PROBLEM REQUIREMENTS
The material below must be restated exactly, line by line.

RECORDED INFORMATION
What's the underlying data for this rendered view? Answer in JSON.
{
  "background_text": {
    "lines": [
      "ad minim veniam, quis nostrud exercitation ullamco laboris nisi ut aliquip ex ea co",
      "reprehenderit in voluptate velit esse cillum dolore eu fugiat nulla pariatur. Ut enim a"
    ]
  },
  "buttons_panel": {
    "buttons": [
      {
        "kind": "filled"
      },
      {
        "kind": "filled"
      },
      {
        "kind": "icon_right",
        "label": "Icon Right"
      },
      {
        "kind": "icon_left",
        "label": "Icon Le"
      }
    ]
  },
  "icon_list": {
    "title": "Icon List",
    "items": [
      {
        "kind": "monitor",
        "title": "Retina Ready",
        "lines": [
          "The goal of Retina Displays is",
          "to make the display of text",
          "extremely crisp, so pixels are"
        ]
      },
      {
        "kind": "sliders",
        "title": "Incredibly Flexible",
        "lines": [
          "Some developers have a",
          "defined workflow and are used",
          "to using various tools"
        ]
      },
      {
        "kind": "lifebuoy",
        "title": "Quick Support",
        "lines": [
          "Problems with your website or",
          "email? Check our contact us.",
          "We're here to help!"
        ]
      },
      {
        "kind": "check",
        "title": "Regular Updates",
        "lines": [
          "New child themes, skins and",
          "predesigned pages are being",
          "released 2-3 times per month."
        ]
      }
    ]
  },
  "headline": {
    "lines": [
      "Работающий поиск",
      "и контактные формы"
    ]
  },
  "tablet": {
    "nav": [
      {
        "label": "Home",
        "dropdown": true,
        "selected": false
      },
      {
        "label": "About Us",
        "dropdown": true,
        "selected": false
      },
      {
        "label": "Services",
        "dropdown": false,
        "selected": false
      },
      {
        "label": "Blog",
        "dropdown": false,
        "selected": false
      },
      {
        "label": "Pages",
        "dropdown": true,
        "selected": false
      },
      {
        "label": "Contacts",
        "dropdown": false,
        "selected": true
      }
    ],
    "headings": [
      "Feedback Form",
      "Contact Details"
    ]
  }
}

WRITTEN SOLUTION
What's the underlying data for this rendered view? Answer in JSON.
{
  "background_text": {
    "lines": [
      "ad minim veniam, quis nostrud exercitation ullamco laboris nisi ut aliquip ex ea co",
      "reprehenderit in voluptate velit esse cillum dolore eu fugiat nulla pariatur. Ut enim a"
    ]
  },
  "buttons_panel": {
    "buttons": [
      {
        "kind": "filled"
      },
      {
        "kind": "filled"
      },
      {
        "kind": "icon_right",
        "label": "Icon Right"
      },
      {
        "kind": "icon_left",
        "label": "Icon Le"
      }
    ]
  },
  "icon_list": {
    "title": "Icon List",
    "items": [
      {
        "kind": "monitor",
        "title": "Retina Ready",
        "lines": [
          "The goal of Retina Displays is",
          "to make the display of text",
          "extremely crisp, so pixels are"
        ]
      },
      {
        "kind": "sliders",
        "title": "Incredibly Flexible",
        "lines": [
          "Some developers have a",
          "defined workflow and are used",
          "to using various tools"
        ]
      },
      {
        "kind": "lifebuoy",
        "title": "Quick Support",
        "lines": [
          "Problems with your website or",
          "email? Check our contact us.",
          "We're here to help!"
        ]
      },
      {
        "kind": "check",
        "title": "Regular Updates",
        "lines": [
          "New child themes, skins and",
          "predesigned pages are being",
          "released 2-3 times per month."
        ]
      }
    ]
  },
  "headline": {
    "lines": [
      "Работающий поиск",
      "и контактные формы"
    ]
  },
  "tablet": {
    "nav": [
      {
        "label": "Home",
        "dropdown": true,
        "selected": false
      },
      {
        "label": "About Us",
        "dropdown": true,
        "selected": false
      },
      {
        "label": "Services",
        "dropdown": false,
        "selected": false
      },
      {
        "label": "Blog",
        "dropdown": false,
        "selected": false
      },
      {
        "label": "Pages",
        "dropdown": true,
        "selected": false
      },
      {
        "label": "Contacts",
        "dropdown": false,
        "selected": true
      }
    ],
    "headings": [
      "Feedback Form",
      "Contact Details"
    ]
  }
}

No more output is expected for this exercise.